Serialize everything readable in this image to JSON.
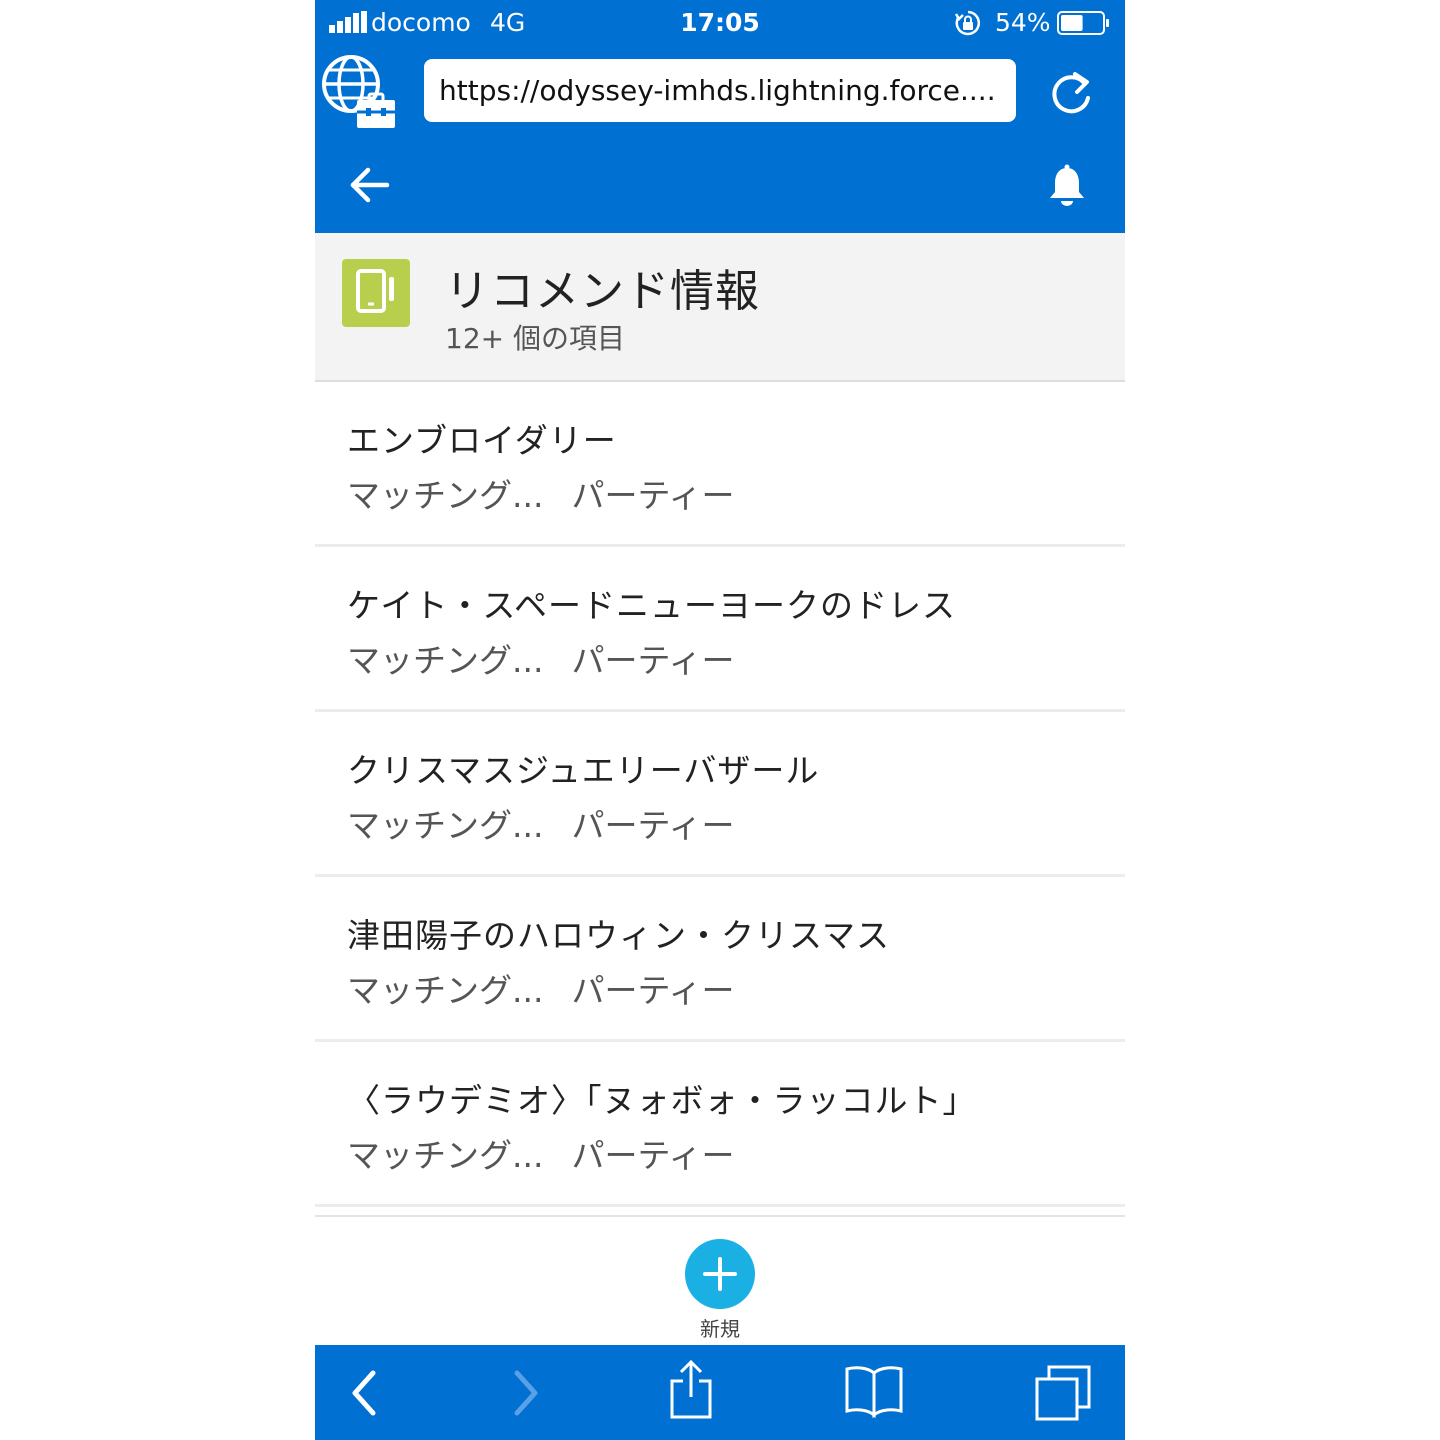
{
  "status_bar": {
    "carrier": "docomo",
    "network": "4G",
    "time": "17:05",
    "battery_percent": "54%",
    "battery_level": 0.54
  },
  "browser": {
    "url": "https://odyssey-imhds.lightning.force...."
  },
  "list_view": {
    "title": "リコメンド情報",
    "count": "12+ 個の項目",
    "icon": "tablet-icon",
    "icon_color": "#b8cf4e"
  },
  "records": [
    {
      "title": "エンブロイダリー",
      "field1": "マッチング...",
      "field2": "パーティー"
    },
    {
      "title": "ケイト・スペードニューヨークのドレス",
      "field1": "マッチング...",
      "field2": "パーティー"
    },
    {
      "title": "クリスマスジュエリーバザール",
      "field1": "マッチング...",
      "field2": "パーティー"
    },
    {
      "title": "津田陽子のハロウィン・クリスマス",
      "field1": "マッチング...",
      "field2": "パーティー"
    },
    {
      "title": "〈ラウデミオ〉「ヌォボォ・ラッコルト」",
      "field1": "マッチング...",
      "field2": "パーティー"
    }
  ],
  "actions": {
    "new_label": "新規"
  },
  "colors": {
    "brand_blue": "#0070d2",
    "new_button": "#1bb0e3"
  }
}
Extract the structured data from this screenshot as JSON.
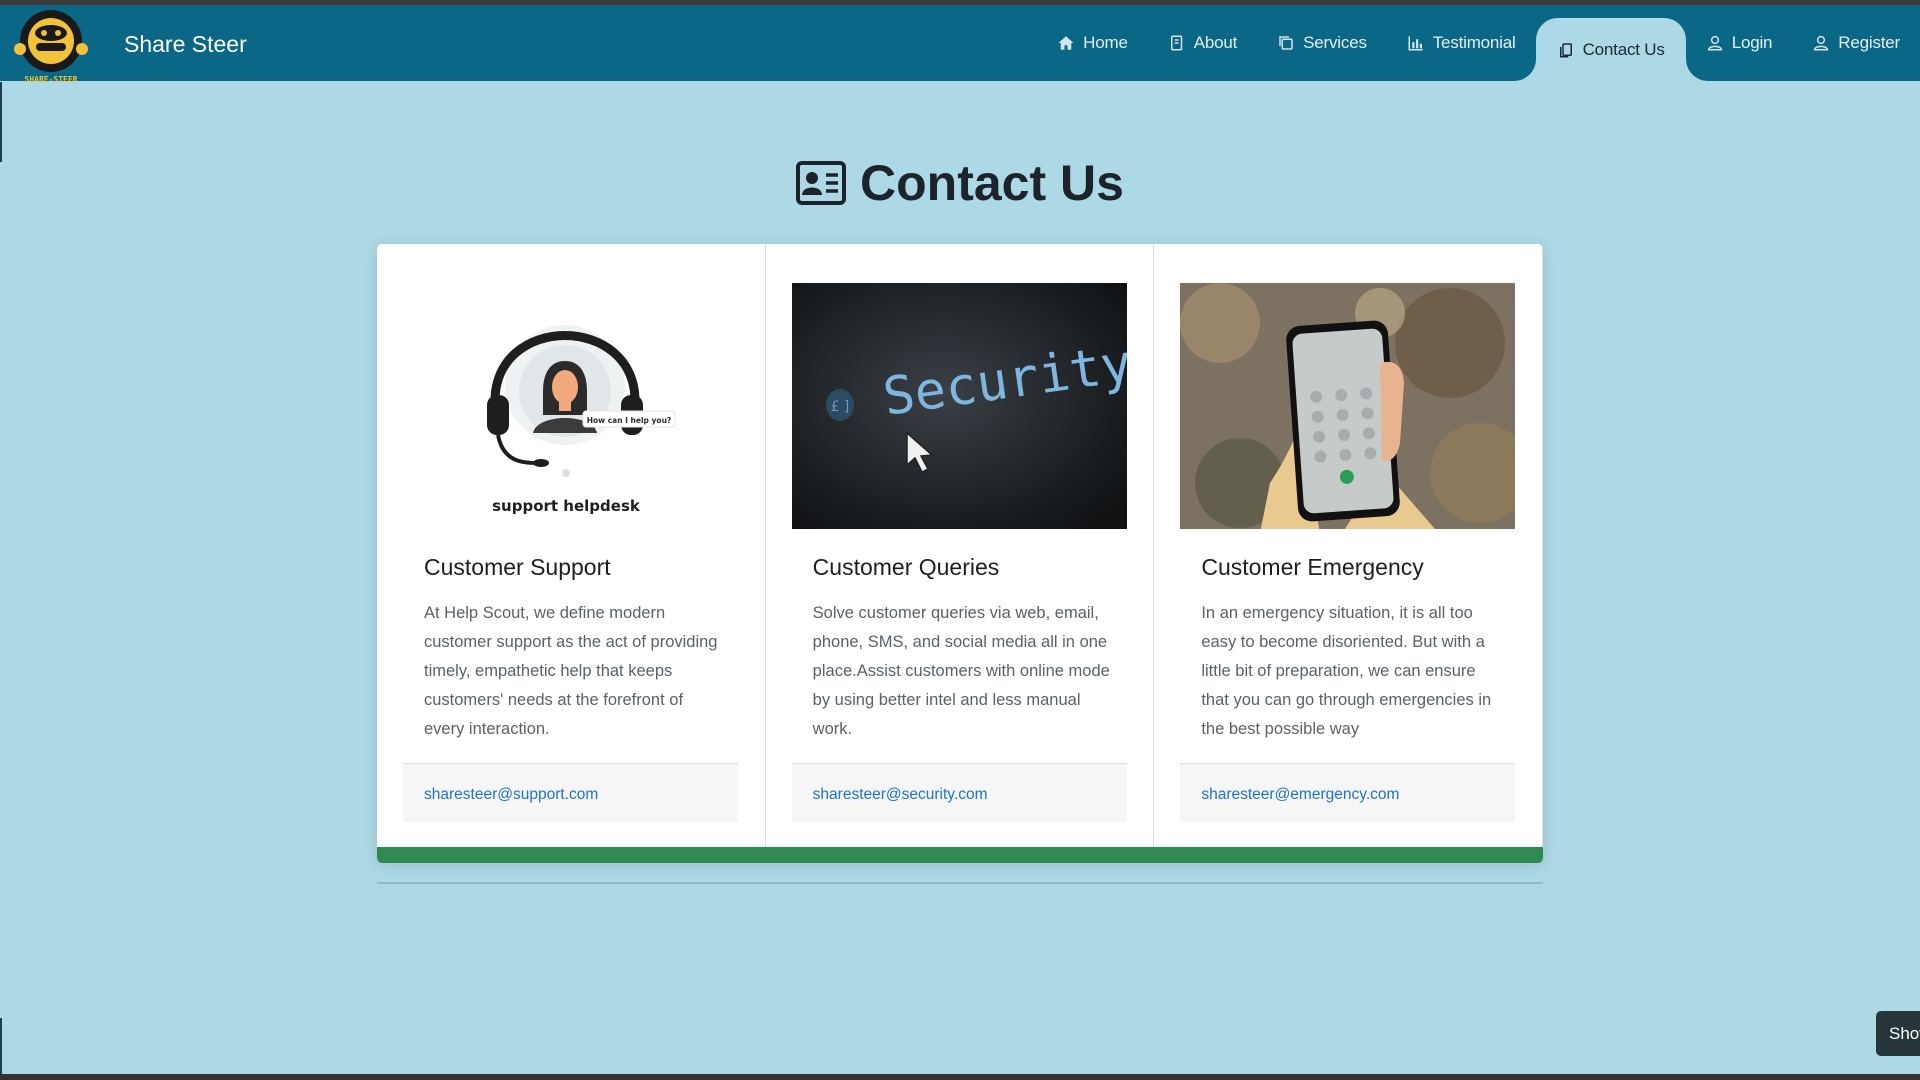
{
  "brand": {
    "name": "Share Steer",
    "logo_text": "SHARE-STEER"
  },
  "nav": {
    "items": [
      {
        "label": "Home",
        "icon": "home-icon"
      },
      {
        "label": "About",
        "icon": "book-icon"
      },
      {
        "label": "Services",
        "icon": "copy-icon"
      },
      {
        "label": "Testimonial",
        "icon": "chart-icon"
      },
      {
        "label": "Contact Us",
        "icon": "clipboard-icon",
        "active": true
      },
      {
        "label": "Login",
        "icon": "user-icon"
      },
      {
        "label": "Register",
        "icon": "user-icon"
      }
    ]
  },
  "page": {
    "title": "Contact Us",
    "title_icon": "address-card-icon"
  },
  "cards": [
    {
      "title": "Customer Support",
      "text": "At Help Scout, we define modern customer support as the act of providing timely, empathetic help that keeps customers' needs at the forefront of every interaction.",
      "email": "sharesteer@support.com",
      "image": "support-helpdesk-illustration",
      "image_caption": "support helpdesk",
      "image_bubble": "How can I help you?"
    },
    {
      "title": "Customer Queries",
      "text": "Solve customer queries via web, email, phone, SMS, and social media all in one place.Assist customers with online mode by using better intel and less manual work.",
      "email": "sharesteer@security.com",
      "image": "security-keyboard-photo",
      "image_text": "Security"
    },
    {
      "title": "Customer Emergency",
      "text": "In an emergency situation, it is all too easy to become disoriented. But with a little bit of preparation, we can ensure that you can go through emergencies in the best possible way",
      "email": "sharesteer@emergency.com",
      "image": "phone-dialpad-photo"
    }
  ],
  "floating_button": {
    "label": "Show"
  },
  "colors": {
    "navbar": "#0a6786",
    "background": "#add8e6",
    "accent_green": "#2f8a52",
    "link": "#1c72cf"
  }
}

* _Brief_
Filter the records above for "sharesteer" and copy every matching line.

* _Final answer_
      "email": "sharesteer@support.com",
      "email": "sharesteer@security.com",
      "email": "sharesteer@emergency.com",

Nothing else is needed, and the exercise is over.